Source data
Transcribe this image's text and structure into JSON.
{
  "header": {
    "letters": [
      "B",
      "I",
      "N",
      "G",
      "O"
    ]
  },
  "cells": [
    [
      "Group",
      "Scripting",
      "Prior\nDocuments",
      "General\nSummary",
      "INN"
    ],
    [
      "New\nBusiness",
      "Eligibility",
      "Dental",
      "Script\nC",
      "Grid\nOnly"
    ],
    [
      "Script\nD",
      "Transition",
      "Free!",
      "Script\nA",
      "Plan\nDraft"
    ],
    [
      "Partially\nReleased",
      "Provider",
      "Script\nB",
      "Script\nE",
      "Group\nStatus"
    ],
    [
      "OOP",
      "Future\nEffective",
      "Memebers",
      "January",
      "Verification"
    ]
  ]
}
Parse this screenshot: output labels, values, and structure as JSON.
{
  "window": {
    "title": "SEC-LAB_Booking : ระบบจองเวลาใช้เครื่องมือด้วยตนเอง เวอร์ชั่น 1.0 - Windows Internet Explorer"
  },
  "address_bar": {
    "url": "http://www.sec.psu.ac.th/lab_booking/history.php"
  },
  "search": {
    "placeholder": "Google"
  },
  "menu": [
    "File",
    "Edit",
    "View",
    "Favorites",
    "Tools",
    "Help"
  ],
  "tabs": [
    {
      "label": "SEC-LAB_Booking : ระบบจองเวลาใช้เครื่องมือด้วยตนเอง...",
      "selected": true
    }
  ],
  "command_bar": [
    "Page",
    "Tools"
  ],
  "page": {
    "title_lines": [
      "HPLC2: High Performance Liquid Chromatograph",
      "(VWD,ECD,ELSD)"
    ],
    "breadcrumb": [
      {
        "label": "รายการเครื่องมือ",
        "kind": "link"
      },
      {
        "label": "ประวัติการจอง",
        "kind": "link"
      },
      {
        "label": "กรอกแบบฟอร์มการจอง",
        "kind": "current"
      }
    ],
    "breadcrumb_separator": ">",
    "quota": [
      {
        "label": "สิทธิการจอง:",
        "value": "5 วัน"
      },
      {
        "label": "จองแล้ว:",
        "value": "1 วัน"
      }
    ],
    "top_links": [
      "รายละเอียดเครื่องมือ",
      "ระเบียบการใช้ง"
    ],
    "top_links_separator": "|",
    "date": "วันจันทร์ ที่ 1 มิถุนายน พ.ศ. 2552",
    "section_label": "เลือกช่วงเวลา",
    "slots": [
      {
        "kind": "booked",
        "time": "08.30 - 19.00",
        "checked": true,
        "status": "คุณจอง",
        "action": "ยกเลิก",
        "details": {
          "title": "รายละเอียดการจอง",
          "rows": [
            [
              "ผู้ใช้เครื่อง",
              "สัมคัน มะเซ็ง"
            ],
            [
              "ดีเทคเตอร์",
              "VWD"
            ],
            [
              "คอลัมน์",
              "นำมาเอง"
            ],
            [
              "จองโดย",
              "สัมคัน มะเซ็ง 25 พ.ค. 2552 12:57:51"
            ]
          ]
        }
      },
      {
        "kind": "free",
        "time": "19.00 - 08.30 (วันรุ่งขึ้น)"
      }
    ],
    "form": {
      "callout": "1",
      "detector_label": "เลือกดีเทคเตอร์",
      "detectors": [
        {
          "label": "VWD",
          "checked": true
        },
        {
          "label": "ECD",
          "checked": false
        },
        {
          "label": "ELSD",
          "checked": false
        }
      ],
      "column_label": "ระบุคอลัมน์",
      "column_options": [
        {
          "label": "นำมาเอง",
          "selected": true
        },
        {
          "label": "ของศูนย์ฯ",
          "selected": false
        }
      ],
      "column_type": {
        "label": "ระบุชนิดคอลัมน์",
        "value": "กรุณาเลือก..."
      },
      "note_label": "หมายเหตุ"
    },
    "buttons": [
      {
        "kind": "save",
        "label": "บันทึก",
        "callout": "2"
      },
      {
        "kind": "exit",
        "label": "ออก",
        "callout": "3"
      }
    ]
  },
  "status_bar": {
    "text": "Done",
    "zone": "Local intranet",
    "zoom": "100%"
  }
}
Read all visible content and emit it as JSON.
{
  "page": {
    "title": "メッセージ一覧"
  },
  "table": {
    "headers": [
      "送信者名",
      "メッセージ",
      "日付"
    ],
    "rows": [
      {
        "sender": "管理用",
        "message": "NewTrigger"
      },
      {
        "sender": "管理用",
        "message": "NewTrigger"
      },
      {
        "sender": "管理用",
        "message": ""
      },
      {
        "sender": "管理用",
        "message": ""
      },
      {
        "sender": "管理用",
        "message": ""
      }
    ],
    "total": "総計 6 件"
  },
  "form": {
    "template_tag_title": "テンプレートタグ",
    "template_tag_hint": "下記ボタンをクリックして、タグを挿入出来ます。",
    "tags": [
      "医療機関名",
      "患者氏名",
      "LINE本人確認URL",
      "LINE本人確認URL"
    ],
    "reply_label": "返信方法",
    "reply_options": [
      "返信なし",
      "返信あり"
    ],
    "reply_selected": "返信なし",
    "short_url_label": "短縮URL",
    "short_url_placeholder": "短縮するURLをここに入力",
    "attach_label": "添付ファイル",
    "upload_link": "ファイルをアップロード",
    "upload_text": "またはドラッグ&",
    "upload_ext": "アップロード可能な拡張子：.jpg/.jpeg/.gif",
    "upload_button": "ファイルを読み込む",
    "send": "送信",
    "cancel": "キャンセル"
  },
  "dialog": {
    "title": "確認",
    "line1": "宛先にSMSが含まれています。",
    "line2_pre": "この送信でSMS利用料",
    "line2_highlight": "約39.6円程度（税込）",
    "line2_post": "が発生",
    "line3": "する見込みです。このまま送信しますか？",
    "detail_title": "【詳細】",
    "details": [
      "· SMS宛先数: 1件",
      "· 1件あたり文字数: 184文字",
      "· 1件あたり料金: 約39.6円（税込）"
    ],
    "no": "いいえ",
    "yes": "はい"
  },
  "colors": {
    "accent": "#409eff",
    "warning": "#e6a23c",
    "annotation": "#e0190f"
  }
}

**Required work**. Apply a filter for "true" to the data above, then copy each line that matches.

**Response to this exercise**.
      "selected": true
        "checked": true,
          "checked": true
          "selected": true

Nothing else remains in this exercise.